  • Inflammation
  • Muscular Injury
  • Inflammatory Responses

Treatment Effectiveness

Effectiveness Progress

1 of 3

Other trials for Inflammation

Study Objectives

1 Primary · 2 Secondary · Reporting Duration: Change from pre-study to post-2 weeks supplementation, and immediately post-exercise, and 1.5 hours-, 3 hours-, and 24 hours-post-exercise

Week 2
Urine mango metabolites
Week 2
Plasma inflammasome activation
Plasma lipid mediators

Trial Safety

Safety Progress

1 of 3

Other trials for Inflammation

Trial Design

2 Treatment Groups

1 of 2
1 of 2
Active Control
Experimental Treatment

20 Total Participants · 2 Treatment Groups
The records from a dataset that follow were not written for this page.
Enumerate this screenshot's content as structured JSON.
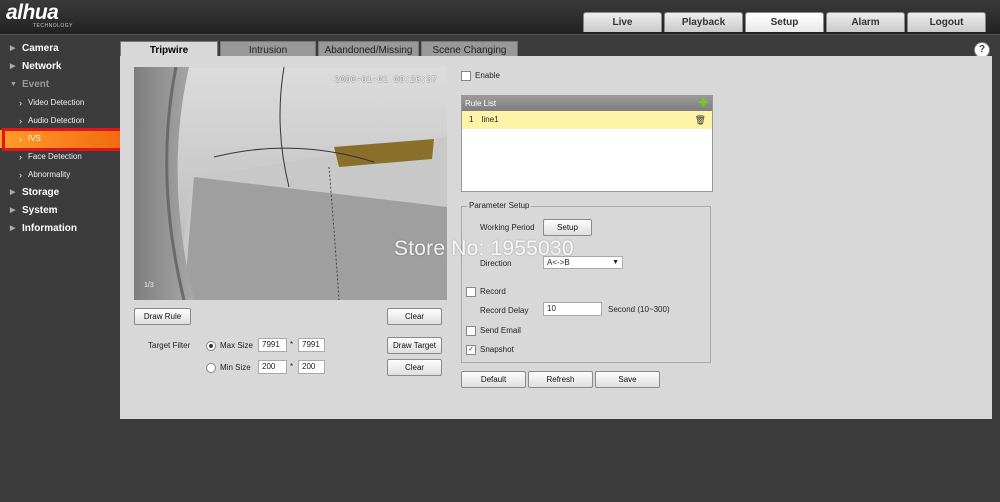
{
  "brand": {
    "logo": "alhua",
    "tagline": "TECHNOLOGY"
  },
  "nav": {
    "tabs": [
      {
        "label": "Live"
      },
      {
        "label": "Playback"
      },
      {
        "label": "Setup",
        "active": true
      },
      {
        "label": "Alarm"
      },
      {
        "label": "Logout"
      }
    ]
  },
  "sidebar": {
    "camera": "Camera",
    "network": "Network",
    "event": "Event",
    "video_detection": "Video Detection",
    "audio_detection": "Audio Detection",
    "ivs": "IVS",
    "face_detection": "Face Detection",
    "abnormality": "Abnormality",
    "storage": "Storage",
    "system": "System",
    "information": "Information"
  },
  "content_tabs": {
    "tripwire": "Tripwire",
    "intrusion": "Intrusion",
    "abandoned": "Abandoned/Missing",
    "scene": "Scene Changing"
  },
  "video": {
    "timestamp": "2000-01-01 00:26:37",
    "corner_text": "1/3"
  },
  "buttons": {
    "draw_rule": "Draw Rule",
    "clear": "Clear",
    "draw_target": "Draw Target",
    "clear2": "Clear",
    "setup": "Setup",
    "default": "Default",
    "refresh": "Refresh",
    "save": "Save"
  },
  "target_filter": {
    "label": "Target Filter",
    "max_label": "Max Size",
    "max_w": "7991",
    "max_h": "7991",
    "min_label": "Min Size",
    "min_w": "200",
    "min_h": "200",
    "sep": "*"
  },
  "enable": {
    "label": "Enable",
    "checked": false
  },
  "rule_list": {
    "title": "Rule List",
    "rows": [
      {
        "index": "1",
        "name": "line1"
      }
    ]
  },
  "params": {
    "legend": "Parameter Setup",
    "working_period": "Working Period",
    "direction_label": "Direction",
    "direction_value": "A<->B",
    "record": "Record",
    "record_delay_label": "Record Delay",
    "record_delay_value": "10",
    "record_delay_unit": "Second (10~300)",
    "send_email": "Send Email",
    "snapshot": "Snapshot",
    "snapshot_checked": true
  },
  "watermark": "Store No: 1955030"
}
Primary Treatment: Mangoes · No Placebo Group · N/A

Experimental Group · 1 Intervention: Mangoes · Intervention Types: DietarySupplement
ActiveComparator Group · 1 Intervention: Water · Intervention Types: DietarySupplement

Trial Logistics

Trial Timeline

Approximate Timeline
Screening: ~3 weeks
Treatment: Varies
Reporting: change from pre-study to post-2 weeks supplementation, and immediately post-exercise, and 1.5 hours-, 3 hours-, and 24 hours-post-exercise
Closest Location: Appalachian State University Human Performance Lab, North Carolina Research Campus · Kannapolis, NC
2014First Recorded Clinical Trial
6 TrialsResearching Inflammation
10 CompletedClinical Trials

Who is running the clinical trial?

Appalachian State UniversityLead Sponsor
35 Previous Clinical Trials
1,927 Total Patients Enrolled
10 Trials studying Inflammation
424 Patients Enrolled for Inflammation
David C Nieman, DrPHPrincipal InvestigatorAppalachian State Univ
10 Previous Clinical Trials
563 Total Patients Enrolled
3 Trials studying Inflammation
164 Patients Enrolled for Inflammation

Eligibility Criteria

Age 18 - 65 · All Participants · 5 Total Inclusion Criteria

Mark “yes” if the following statements are true for you:
You are a male or female cyclist, aged 18-45 years, and capable of cycling 2.25 h in the lab on trainers at 70% VO2max (close to race pace).
You are a non-smoker, and generally healthy and without chronic disease including cardiovascular disease (e.g., heart disease, stroke), cancer, type 1 and 2 diabetes, rheumatoid arthritis.

About The Reviewer

Michael Gill preview

Michael Gill - B. Sc.

First Published: October 9th, 2021

Last Reviewed: August 12th, 2022

Michael Gill holds a Bachelors of Science in Integrated Science and Mathematics from McMaster University. During his degree he devoted considerable time modeling the pharmacodynamics of promising drug candidates. Since then, he has leveraged this knowledge of the investigational new drug ecosystem to help his father navigate clinical trials for multiple myeloma, an experience which prompted him to co-found Power Life Sciences: a company that helps patients access randomized controlled trials.